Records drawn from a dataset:
== Segment start ==

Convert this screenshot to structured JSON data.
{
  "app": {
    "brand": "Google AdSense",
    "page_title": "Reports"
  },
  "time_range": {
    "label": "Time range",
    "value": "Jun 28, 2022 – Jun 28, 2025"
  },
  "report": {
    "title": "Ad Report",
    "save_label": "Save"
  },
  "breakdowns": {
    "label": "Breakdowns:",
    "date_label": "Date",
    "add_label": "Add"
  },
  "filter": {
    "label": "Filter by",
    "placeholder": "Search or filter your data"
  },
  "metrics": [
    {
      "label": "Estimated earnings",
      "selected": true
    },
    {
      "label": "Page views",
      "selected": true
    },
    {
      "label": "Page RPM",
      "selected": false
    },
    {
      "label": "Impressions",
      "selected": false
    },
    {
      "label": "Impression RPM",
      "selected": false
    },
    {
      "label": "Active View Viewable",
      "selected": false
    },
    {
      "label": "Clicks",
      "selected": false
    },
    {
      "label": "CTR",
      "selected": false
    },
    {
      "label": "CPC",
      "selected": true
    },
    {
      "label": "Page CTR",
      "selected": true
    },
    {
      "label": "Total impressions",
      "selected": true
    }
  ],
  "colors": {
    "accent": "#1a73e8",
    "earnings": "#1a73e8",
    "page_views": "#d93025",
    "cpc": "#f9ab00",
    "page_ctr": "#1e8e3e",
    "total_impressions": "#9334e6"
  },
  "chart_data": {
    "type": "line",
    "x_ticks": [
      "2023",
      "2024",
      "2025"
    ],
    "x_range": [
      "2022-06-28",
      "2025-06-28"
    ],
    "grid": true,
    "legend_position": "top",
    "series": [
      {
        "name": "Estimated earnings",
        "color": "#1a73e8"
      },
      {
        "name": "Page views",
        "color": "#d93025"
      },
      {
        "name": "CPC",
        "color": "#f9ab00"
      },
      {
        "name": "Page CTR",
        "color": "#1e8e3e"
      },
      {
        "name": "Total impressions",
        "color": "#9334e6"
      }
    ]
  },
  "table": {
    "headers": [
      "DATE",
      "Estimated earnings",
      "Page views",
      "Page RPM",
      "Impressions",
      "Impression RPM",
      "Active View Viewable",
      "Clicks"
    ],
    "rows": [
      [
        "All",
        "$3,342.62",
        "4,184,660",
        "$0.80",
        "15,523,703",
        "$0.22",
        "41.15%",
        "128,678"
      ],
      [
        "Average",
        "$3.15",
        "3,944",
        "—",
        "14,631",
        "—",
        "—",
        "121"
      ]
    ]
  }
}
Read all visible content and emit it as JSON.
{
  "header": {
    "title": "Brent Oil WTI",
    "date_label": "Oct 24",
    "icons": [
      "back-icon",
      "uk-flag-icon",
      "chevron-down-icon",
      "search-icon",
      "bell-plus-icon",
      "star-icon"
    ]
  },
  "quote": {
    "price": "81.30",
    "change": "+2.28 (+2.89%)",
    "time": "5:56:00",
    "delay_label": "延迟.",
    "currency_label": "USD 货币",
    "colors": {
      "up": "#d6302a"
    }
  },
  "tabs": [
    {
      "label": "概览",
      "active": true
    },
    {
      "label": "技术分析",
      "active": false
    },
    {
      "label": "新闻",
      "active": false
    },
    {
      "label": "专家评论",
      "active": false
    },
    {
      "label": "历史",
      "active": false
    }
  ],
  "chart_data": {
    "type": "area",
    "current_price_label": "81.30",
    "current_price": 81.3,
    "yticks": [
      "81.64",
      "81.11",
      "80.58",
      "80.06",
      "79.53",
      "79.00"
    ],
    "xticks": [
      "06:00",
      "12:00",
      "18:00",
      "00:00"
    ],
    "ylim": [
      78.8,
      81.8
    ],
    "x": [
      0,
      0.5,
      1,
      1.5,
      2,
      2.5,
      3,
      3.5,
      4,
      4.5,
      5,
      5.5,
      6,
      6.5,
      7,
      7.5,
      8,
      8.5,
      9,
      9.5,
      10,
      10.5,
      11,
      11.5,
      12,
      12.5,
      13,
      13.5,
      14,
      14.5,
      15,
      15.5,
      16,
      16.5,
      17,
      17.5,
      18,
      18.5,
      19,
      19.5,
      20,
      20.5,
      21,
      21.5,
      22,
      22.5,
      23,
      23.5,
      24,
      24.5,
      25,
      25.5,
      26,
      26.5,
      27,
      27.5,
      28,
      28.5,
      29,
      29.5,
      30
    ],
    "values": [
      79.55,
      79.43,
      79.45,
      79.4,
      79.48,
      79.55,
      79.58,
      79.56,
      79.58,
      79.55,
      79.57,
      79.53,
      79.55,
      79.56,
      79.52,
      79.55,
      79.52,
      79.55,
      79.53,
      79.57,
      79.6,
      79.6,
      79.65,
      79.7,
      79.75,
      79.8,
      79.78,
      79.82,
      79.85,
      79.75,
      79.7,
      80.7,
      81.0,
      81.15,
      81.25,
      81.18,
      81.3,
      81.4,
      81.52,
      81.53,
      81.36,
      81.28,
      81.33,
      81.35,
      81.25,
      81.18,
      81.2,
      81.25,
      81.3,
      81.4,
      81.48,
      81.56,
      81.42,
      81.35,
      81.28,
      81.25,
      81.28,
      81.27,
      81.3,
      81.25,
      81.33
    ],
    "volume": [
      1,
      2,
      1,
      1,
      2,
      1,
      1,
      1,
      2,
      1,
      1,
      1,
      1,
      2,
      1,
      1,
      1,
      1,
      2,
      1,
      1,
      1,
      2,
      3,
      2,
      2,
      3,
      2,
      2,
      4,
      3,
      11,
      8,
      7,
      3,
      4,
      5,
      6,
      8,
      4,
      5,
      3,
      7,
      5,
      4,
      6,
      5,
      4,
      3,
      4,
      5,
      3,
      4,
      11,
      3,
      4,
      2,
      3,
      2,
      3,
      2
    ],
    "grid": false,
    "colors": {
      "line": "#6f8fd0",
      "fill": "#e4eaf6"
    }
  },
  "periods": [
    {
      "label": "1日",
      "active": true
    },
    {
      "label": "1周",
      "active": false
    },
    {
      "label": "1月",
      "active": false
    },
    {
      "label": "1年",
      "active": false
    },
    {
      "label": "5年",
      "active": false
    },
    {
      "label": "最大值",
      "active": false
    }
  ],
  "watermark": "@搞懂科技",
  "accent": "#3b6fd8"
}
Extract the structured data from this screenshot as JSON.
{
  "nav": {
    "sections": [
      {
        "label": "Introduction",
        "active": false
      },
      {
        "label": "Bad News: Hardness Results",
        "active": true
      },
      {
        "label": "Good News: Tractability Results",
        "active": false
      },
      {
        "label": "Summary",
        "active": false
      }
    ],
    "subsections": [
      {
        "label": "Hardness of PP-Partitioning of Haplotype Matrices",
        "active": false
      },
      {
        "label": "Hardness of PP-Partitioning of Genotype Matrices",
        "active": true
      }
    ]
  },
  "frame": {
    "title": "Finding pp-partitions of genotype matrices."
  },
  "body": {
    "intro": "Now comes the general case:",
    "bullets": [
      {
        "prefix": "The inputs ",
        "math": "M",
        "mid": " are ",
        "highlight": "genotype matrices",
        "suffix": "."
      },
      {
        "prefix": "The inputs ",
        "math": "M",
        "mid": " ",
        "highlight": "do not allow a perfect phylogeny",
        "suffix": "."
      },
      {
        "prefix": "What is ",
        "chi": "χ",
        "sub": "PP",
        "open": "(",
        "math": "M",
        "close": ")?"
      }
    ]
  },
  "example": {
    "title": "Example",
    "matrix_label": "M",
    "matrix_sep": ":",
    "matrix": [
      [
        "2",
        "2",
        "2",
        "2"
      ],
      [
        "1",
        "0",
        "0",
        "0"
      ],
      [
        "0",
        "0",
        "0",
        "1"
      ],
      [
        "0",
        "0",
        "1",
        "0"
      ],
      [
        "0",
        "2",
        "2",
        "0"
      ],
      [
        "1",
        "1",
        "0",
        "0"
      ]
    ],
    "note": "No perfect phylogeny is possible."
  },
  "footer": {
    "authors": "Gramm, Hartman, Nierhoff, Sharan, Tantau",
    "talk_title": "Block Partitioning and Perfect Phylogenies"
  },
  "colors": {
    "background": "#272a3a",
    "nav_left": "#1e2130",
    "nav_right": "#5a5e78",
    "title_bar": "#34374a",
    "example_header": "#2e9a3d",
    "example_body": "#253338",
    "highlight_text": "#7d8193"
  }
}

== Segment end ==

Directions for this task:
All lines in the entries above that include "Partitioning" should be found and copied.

Answer space:
        "label": "Hardness of PP-Partitioning of Haplotype Matrices",
        "label": "Hardness of PP-Partitioning of Genotype Matrices",
    "talk_title": "Block Partitioning and Perfect Phylogenies"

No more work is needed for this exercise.